_What this task involves_
Because the copy must hold no pictures, return the data below with all of its words intact.

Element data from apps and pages
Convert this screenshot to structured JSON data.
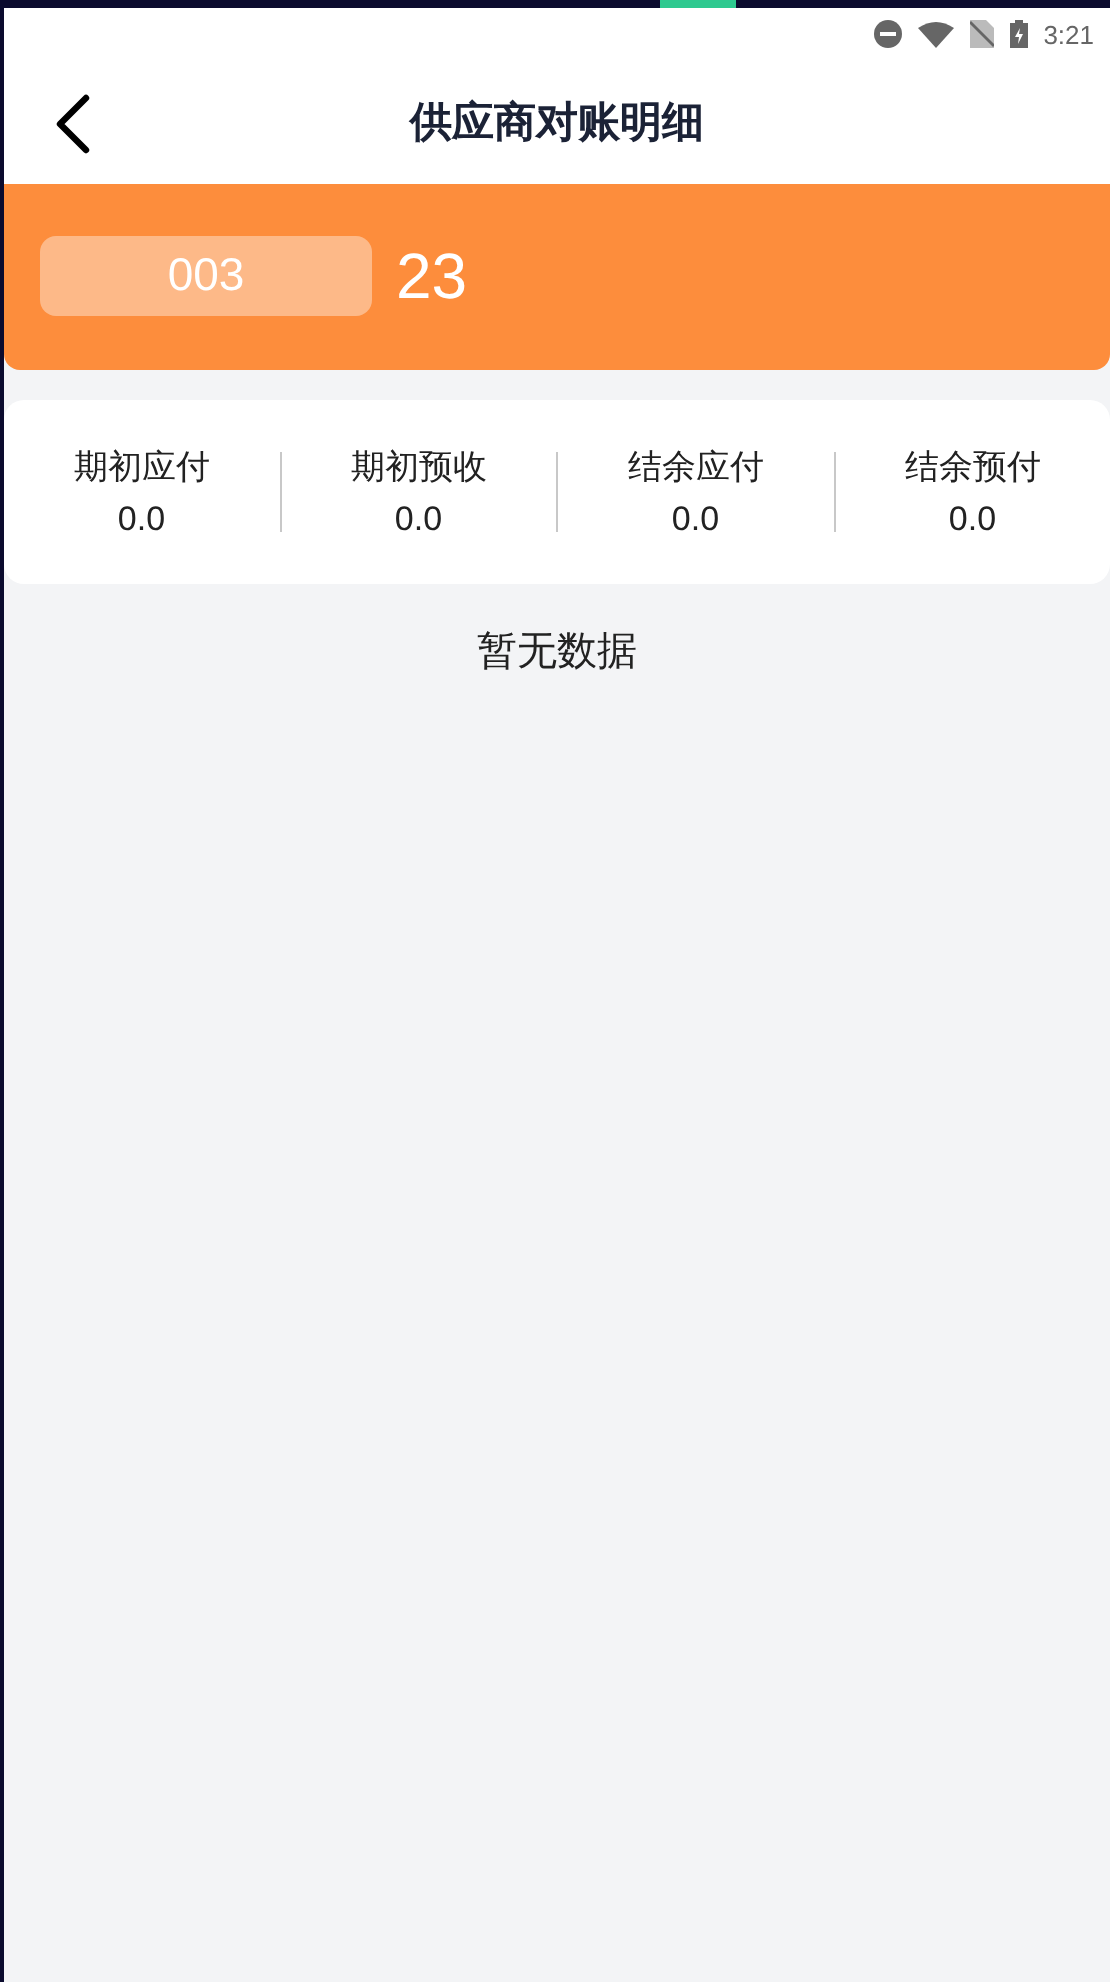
{
  "status_bar": {
    "time": "3:21"
  },
  "header": {
    "title": "供应商对账明细"
  },
  "supplier": {
    "code": "003",
    "name": "23"
  },
  "summary": [
    {
      "label": "期初应付",
      "value": "0.0"
    },
    {
      "label": "期初预收",
      "value": "0.0"
    },
    {
      "label": "结余应付",
      "value": "0.0"
    },
    {
      "label": "结余预付",
      "value": "0.0"
    }
  ],
  "empty_message": "暂无数据"
}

_Exercise answer_
Convert this screenshot to structured JSON data.
{
  "status_bar": {
    "time": "3:21"
  },
  "header": {
    "title": "供应商对账明细"
  },
  "supplier": {
    "code": "003",
    "name": "23"
  },
  "summary": [
    {
      "label": "期初应付",
      "value": "0.0"
    },
    {
      "label": "期初预收",
      "value": "0.0"
    },
    {
      "label": "结余应付",
      "value": "0.0"
    },
    {
      "label": "结余预付",
      "value": "0.0"
    }
  ],
  "empty_message": "暂无数据"
}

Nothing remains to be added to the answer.